● **YOUR ASSIGNMENT**: The result should be every line of the listing that holds the word "value".
Start of Block
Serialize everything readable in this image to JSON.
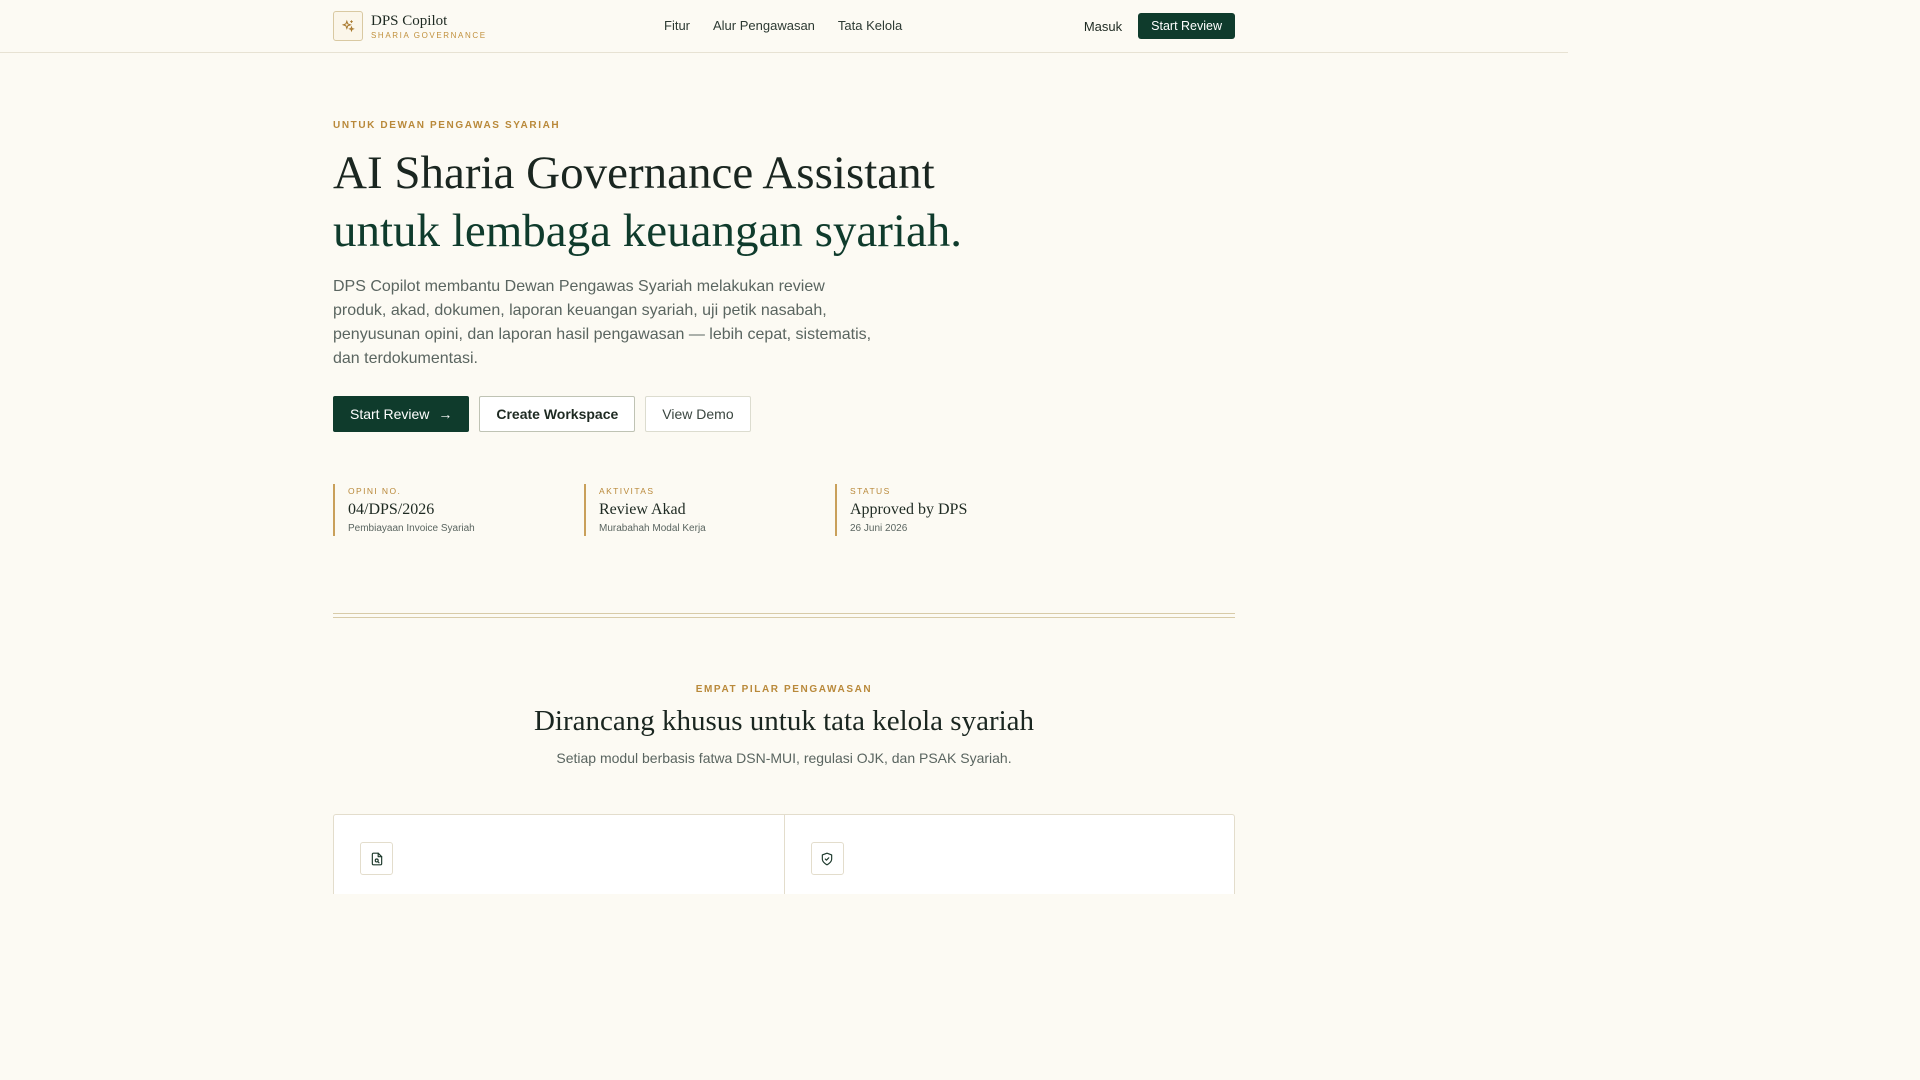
{
  "nav": {
    "brand_name": "DPS Copilot",
    "brand_sub": "SHARIA GOVERNANCE",
    "links": [
      "Fitur",
      "Alur Pengawasan",
      "Tata Kelola"
    ],
    "login": "Masuk",
    "cta": "Start Review"
  },
  "hero": {
    "eyebrow": "UNTUK DEWAN PENGAWAS SYARIAH",
    "title_line1": "AI Sharia Governance Assistant",
    "title_line2": "untuk lembaga keuangan syariah.",
    "description": "DPS Copilot membantu Dewan Pengawas Syariah melakukan review produk, akad, dokumen, laporan keuangan syariah, uji petik nasabah, penyusunan opini, dan laporan hasil pengawasan — lebih cepat, sistematis, dan terdokumentasi.",
    "btn_start": "Start Review",
    "btn_workspace": "Create Workspace",
    "btn_demo": "View Demo"
  },
  "stats": [
    {
      "label": "OPINI NO.",
      "value": "04/DPS/2026",
      "sub": "Pembiayaan Invoice Syariah"
    },
    {
      "label": "AKTIVITAS",
      "value": "Review Akad",
      "sub": "Murabahah Modal Kerja"
    },
    {
      "label": "STATUS",
      "value": "Approved by DPS",
      "sub": "26 Juni 2026"
    }
  ],
  "section": {
    "eyebrow": "EMPAT PILAR PENGAWASAN",
    "title": "Dirancang khusus untuk tata kelola syariah",
    "subtitle": "Setiap modul berbasis fatwa DSN-MUI, regulasi OJK, dan PSAK Syariah."
  },
  "colors": {
    "primary": "#0f3b2c",
    "accent": "#b9893a",
    "background": "#fcfaf3"
  },
  "icons": {
    "brand": "sparkle-icon",
    "arrow": "arrow-right-icon",
    "card1": "file-search-icon",
    "card2": "shield-check-icon"
  }
}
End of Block
● **TASK RESULT**:
      "value": "04/DPS/2026",
      "value": "Review Akad",
      "value": "Approved by DPS",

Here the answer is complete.